— Aim of the task —
Locate the word "role" in the data below, then copy every line that holds it.

(Saved data entries)
══════

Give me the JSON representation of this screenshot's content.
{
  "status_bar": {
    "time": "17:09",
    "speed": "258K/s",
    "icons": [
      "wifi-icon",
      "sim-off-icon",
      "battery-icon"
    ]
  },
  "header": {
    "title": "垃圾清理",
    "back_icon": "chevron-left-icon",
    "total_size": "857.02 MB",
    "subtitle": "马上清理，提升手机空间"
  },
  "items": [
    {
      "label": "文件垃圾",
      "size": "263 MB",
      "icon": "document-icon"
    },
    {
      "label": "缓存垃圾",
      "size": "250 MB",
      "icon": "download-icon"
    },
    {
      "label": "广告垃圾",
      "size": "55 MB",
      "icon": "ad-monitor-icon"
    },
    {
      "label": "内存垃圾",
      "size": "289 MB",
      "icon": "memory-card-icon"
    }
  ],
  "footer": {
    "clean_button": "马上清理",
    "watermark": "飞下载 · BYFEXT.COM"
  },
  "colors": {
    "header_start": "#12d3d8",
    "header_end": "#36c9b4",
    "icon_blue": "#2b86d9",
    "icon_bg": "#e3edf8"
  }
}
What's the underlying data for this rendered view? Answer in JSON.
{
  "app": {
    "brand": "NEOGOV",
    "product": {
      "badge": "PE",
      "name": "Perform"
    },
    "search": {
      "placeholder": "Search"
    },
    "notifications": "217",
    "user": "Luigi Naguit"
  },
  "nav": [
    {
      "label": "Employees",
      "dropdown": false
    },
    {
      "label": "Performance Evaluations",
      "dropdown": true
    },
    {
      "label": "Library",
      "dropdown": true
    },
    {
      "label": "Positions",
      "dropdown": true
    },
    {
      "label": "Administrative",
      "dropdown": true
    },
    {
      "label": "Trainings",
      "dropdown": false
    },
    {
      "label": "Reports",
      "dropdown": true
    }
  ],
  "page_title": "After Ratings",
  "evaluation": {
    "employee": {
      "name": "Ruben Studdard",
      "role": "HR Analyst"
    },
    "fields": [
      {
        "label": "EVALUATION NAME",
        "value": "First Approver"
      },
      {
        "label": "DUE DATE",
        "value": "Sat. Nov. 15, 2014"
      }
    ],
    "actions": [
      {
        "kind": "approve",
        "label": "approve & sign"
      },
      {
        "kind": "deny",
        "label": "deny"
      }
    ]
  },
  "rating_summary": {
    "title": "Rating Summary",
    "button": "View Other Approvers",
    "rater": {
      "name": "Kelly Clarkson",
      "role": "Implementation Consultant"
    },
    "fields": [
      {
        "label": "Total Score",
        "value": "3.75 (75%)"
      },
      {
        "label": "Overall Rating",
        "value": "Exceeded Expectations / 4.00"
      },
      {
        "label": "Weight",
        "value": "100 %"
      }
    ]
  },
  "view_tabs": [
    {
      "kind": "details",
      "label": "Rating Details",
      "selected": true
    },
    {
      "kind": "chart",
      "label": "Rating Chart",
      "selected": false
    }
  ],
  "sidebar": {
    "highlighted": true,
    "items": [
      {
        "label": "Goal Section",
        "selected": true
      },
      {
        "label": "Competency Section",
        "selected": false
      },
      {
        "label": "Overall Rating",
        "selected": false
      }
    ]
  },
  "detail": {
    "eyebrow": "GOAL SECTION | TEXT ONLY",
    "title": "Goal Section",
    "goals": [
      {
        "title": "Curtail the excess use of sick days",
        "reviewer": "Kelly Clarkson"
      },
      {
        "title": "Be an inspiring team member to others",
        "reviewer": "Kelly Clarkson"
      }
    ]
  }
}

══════

— Solution to the problem —
      "role": "HR Analyst"
      "role": "Implementation Consultant"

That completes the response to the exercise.